#### Exercise:
Output all of the material once more, so that every line matches the original exactly.
^^^^^^^^^^^^^^^^
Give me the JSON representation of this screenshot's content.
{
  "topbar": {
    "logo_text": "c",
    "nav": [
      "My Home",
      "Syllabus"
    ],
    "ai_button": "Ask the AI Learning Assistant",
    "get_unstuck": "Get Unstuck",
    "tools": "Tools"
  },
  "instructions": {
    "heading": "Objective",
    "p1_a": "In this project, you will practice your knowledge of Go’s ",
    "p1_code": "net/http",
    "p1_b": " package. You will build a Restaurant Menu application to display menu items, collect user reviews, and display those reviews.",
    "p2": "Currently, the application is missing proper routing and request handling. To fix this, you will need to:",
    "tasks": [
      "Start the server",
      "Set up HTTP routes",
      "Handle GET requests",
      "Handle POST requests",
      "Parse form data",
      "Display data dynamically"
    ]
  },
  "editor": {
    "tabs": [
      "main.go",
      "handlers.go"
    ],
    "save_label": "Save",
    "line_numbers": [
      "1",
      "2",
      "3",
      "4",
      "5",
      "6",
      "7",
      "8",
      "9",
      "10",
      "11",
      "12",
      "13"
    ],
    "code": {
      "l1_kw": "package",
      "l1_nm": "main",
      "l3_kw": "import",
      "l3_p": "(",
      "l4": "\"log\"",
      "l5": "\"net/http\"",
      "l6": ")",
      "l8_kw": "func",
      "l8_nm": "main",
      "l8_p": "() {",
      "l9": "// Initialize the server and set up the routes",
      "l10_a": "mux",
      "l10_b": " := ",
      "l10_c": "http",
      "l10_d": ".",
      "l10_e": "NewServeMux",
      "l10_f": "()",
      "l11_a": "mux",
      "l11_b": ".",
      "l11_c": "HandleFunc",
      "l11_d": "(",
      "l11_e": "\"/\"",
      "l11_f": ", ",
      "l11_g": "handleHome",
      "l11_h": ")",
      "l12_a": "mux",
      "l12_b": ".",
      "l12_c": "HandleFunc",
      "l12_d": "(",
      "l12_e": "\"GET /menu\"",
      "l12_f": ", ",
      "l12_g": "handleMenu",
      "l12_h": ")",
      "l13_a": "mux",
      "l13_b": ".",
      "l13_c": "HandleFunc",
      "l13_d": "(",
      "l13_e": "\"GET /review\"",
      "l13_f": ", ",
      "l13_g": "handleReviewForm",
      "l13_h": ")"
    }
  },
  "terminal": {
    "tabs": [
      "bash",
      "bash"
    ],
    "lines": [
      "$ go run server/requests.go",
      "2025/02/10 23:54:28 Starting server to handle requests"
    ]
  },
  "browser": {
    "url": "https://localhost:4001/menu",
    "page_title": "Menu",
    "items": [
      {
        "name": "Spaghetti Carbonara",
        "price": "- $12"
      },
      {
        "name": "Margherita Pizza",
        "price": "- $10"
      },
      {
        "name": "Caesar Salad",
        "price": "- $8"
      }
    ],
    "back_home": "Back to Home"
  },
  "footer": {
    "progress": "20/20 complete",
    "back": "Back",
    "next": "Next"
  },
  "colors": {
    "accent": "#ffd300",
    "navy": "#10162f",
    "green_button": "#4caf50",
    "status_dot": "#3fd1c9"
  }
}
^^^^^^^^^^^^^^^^
#### Task solution:
Give me the JSON representation of this screenshot's content.
{
  "topbar": {
    "logo_text": "c",
    "nav": [
      "My Home",
      "Syllabus"
    ],
    "ai_button": "Ask the AI Learning Assistant",
    "get_unstuck": "Get Unstuck",
    "tools": "Tools"
  },
  "instructions": {
    "heading": "Objective",
    "p1_a": "In this project, you will practice your knowledge of Go’s ",
    "p1_code": "net/http",
    "p1_b": " package. You will build a Restaurant Menu application to display menu items, collect user reviews, and display those reviews.",
    "p2": "Currently, the application is missing proper routing and request handling. To fix this, you will need to:",
    "tasks": [
      "Start the server",
      "Set up HTTP routes",
      "Handle GET requests",
      "Handle POST requests",
      "Parse form data",
      "Display data dynamically"
    ]
  },
  "editor": {
    "tabs": [
      "main.go",
      "handlers.go"
    ],
    "save_label": "Save",
    "line_numbers": [
      "1",
      "2",
      "3",
      "4",
      "5",
      "6",
      "7",
      "8",
      "9",
      "10",
      "11",
      "12",
      "13"
    ],
    "code": {
      "l1_kw": "package",
      "l1_nm": "main",
      "l3_kw": "import",
      "l3_p": "(",
      "l4": "\"log\"",
      "l5": "\"net/http\"",
      "l6": ")",
      "l8_kw": "func",
      "l8_nm": "main",
      "l8_p": "() {",
      "l9": "// Initialize the server and set up the routes",
      "l10_a": "mux",
      "l10_b": " := ",
      "l10_c": "http",
      "l10_d": ".",
      "l10_e": "NewServeMux",
      "l10_f": "()",
      "l11_a": "mux",
      "l11_b": ".",
      "l11_c": "HandleFunc",
      "l11_d": "(",
      "l11_e": "\"/\"",
      "l11_f": ", ",
      "l11_g": "handleHome",
      "l11_h": ")",
      "l12_a": "mux",
      "l12_b": ".",
      "l12_c": "HandleFunc",
      "l12_d": "(",
      "l12_e": "\"GET /menu\"",
      "l12_f": ", ",
      "l12_g": "handleMenu",
      "l12_h": ")",
      "l13_a": "mux",
      "l13_b": ".",
      "l13_c": "HandleFunc",
      "l13_d": "(",
      "l13_e": "\"GET /review\"",
      "l13_f": ", ",
      "l13_g": "handleReviewForm",
      "l13_h": ")"
    }
  },
  "terminal": {
    "tabs": [
      "bash",
      "bash"
    ],
    "lines": [
      "$ go run server/requests.go",
      "2025/02/10 23:54:28 Starting server to handle requests"
    ]
  },
  "browser": {
    "url": "https://localhost:4001/menu",
    "page_title": "Menu",
    "items": [
      {
        "name": "Spaghetti Carbonara",
        "price": "- $12"
      },
      {
        "name": "Margherita Pizza",
        "price": "- $10"
      },
      {
        "name": "Caesar Salad",
        "price": "- $8"
      }
    ],
    "back_home": "Back to Home"
  },
  "footer": {
    "progress": "20/20 complete",
    "back": "Back",
    "next": "Next"
  },
  "colors": {
    "accent": "#ffd300",
    "navy": "#10162f",
    "green_button": "#4caf50",
    "status_dot": "#3fd1c9"
  }
}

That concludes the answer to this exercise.